Riding a spooky horse can be one of the most challenging tasks for riders of any level. An unexpected jump in the show pen can often mean the difference between placing, and being left off the card. Our equine partners must be as “quiet” and “bombproof” as possible.
But how do they come to be this way? A lot boils down to some of their first lessons in their younger years.
GoHorseShow had the opportunity to sit down with AQHA Professional Horsemen Stephen Stephens and Beth Case to discuss their methods for successfully desensitizing young horses.
Create confidence, not fear.
AQHA judge Stephen Stephens has been training horses for nearly forty years. He says that people often “scare them, instead of presenting new things to them” when it comes to desensitizing younger horses. “Like when they go to sack one out,” for instance, “they go to scare them – not on purpose – but if they kind of look at you and step back, like ‘what’s going on here?’ then you have to soften up and work your way into it,” he explained.
Multiple World and Congress champion trainer Beth Case of Highpoint Performance Horses agreed, saying that “you can’t get after the horse or get mad at the horse for being scared. You need to give them the confidence and tell them that it is going to be okay, and they need to get over it because it’s okay, not because you’re going to beat them for it.”
Rather than just jumping into the process too quickly and too aggressively, individuals should take their time with each horse to avoid unintentionally scaring them. Doing so will help build the horse’s confidence in its handler because “fear isn’t desensitizing,” as Stephens told us.
Don’t let them live sheltered lives.
If a horse has never encountered a particular object, sight, or sound before, they will likely be inclined to be unsure of the new occurrence. Case explained that one of the best steps someone can take is to expose their horse to every potentially “scary” thing possible.
“Don’t baby them,” she told us, “Just let them be around stuff, you know, like don’t yell at the dogs that are barking and say ‘stop chasing my horse!’ Just let them be around it, let them get used to everything.”
Stephens agreed with this approach, as he explained that “exposure is desensitizing,” more than anything else.
Whether it be a home or at a horse show, the more your horse is exposed to, the less they will have to be afraid of. ‘Bombproof’ horses aren’t made from always living in the perfect world. They are built from encountering bad situations and being coached through how to respond to them.
Building trust with young horses is vital.
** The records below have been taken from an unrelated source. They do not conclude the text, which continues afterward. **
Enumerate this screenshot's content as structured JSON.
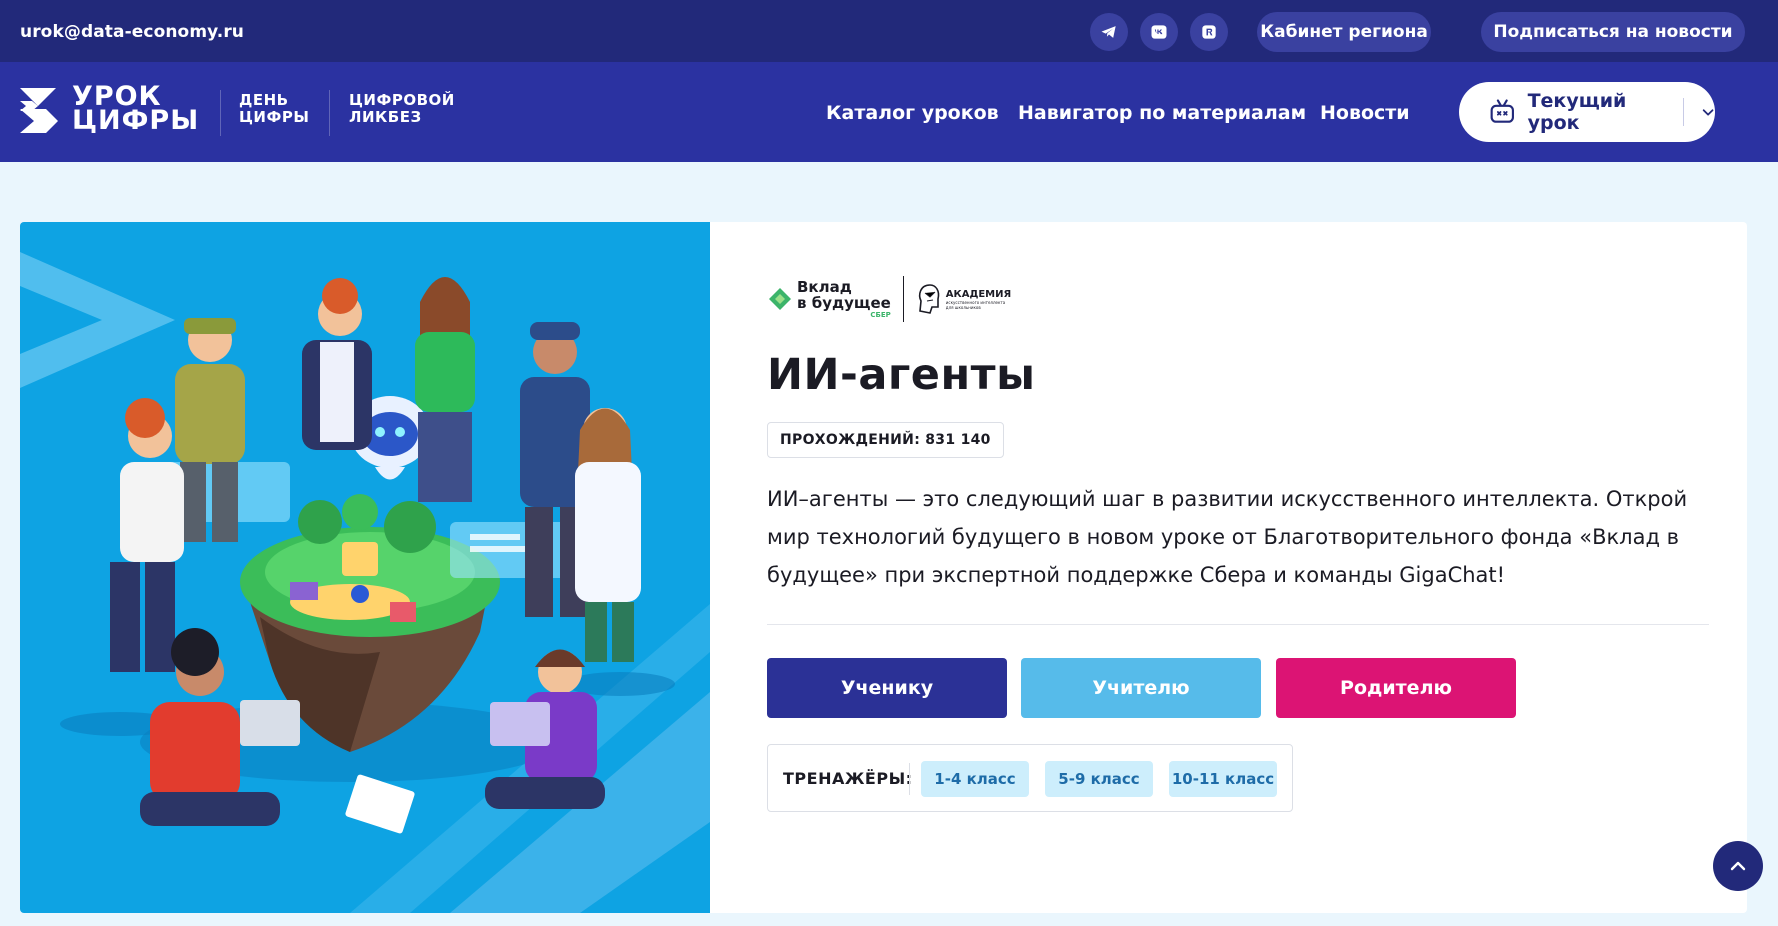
{
  "topbar": {
    "email": "urok@data-economy.ru",
    "social": [
      "telegram-icon",
      "vk-icon",
      "rutube-icon"
    ],
    "region_cabinet_label": "Кабинет региона",
    "subscribe_label": "Подписаться на новости"
  },
  "header": {
    "logo_line1": "УРОК",
    "logo_line2": "ЦИФРЫ",
    "brand_day_line1": "ДЕНЬ",
    "brand_day_line2": "ЦИФРЫ",
    "brand_likbez_line1": "ЦИФРОВОЙ",
    "brand_likbez_line2": "ЛИКБЕЗ",
    "nav": [
      "Каталог уроков",
      "Навигатор по материалам",
      "Новости"
    ],
    "current_lesson_label": "Текущий урок"
  },
  "lesson": {
    "partners": {
      "vklad_line1": "Вклад",
      "vklad_line2": "в будущее",
      "vklad_sub": "СБЕР",
      "academy": "АКАДЕМИЯ",
      "academy_sub": "искусственного интеллекта для школьников"
    },
    "title": "ИИ-агенты",
    "completions_label": "ПРОХОЖДЕНИЙ: 831 140",
    "description": "ИИ–агенты — это следующий шаг в развитии искусственного интеллекта. Открой мир технологий будущего в новом уроке от Благотворительного фонда «Вклад в будущее» при экспертной поддержке Сбера и команды GigaChat!",
    "roles": [
      "Ученику",
      "Учителю",
      "Родителю"
    ],
    "trainers_label": "ТРЕНАЖЁРЫ:",
    "grades": [
      "1-4 класс",
      "5-9 класс",
      "10-11 класс"
    ]
  },
  "colors": {
    "topbar": "#22297a",
    "navbar": "#2b32a1",
    "student": "#2b3196",
    "teacher": "#56bbea",
    "parent": "#dc1474",
    "illustration_bg": "#0ea3e3"
  }
}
While this might seem like a basic, ‘no-duh,’ tip, it is one that cannot be passed by in the process of shaping a quiet horse. Stephens explained that when he is working on desensitizing a young horse, one of his favorite practices is “just a constant hanging out with them.”
Creating scenarios, especially with weanlings, where “they have no choice but to see me,” he said, is the first step to building trust in these young horses that will allow the process to continue. Once you have established the horse’s confidence in you, “then you can start exposing them to more things, and they trust you,” Stephens said.
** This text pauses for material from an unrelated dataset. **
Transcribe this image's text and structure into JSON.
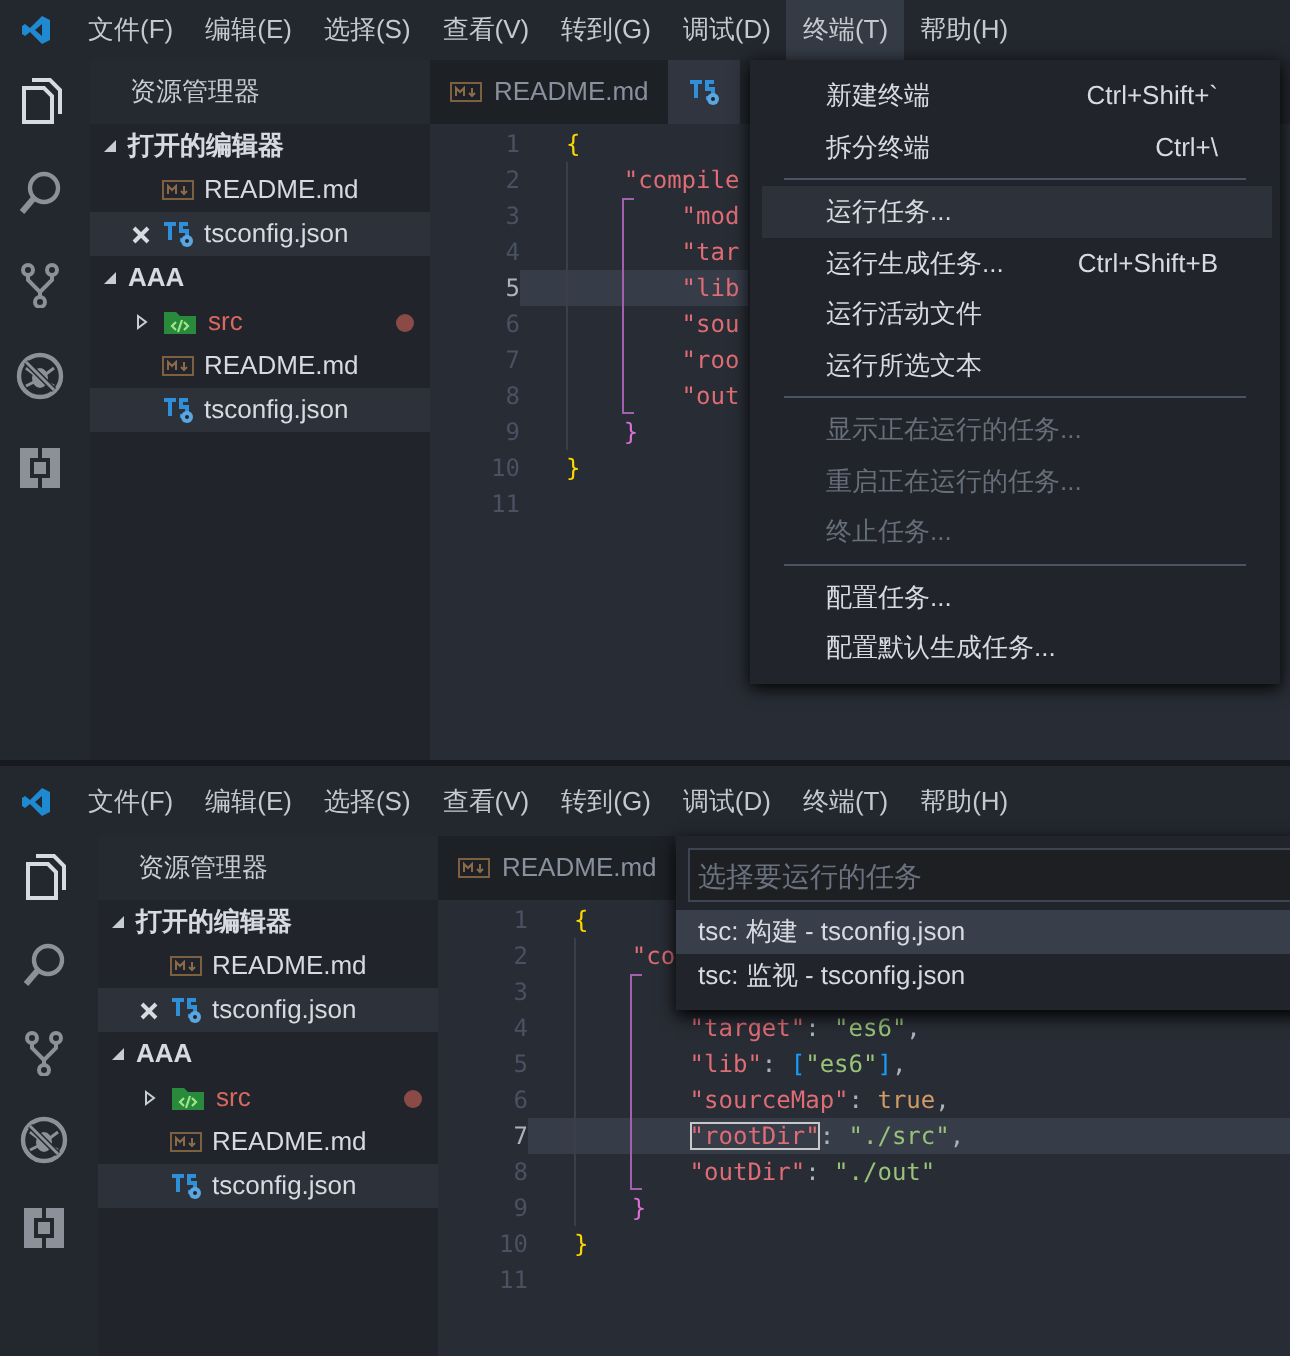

“I think a part of desensitizing isn’t really ‘desensitizing,’ but instead, trusting the handler with situations that you’re not going to put them in a bad position,” he finished.
Building a trusting relationship between horse and handler is vital to the horse’s future ability to navigate new situations and become the ideal show partner.
Teaching an old dog new tricks?
Often, older horses will be “spooky” from the after-effects of a bad experience that has left them with little confidence in their handler. When situations arise with older horses where they expose their lack of confidence, it isn’t so much of “teaching an old dog new tricks” as it shows the horse that there is still a potential for that confidence to be rebuilt.
Stephens explained that sometimes, this involves “dominating” the horse in the same way as “a child throwing a temper tantrum on the ground – sometimes you have to sit them in the chair and say, ‘When you’re ready, I’ll be ready for you.’”
Instead of reinforcing the horse’s trauma by avoiding what they are scared of, or by punishing them for their fear, with an older horse, one should make an effort to consistently expose the horse to the object, sound, or situation until they once again find confidence in their handler.
Like children, horses have to be taught with patience and understanding to avoid creating negative experiences that will affect them for life. Properly desensitizing a horse by building its trust and confidence in people is one of the best measures that can be taken to shape that ‘bombproof’ partner that every rider desires.
Next time you encounter a ‘spooky’ horse, or find yourself working with a young prospect, keep these tips in mind to find success in the process of desensitizing.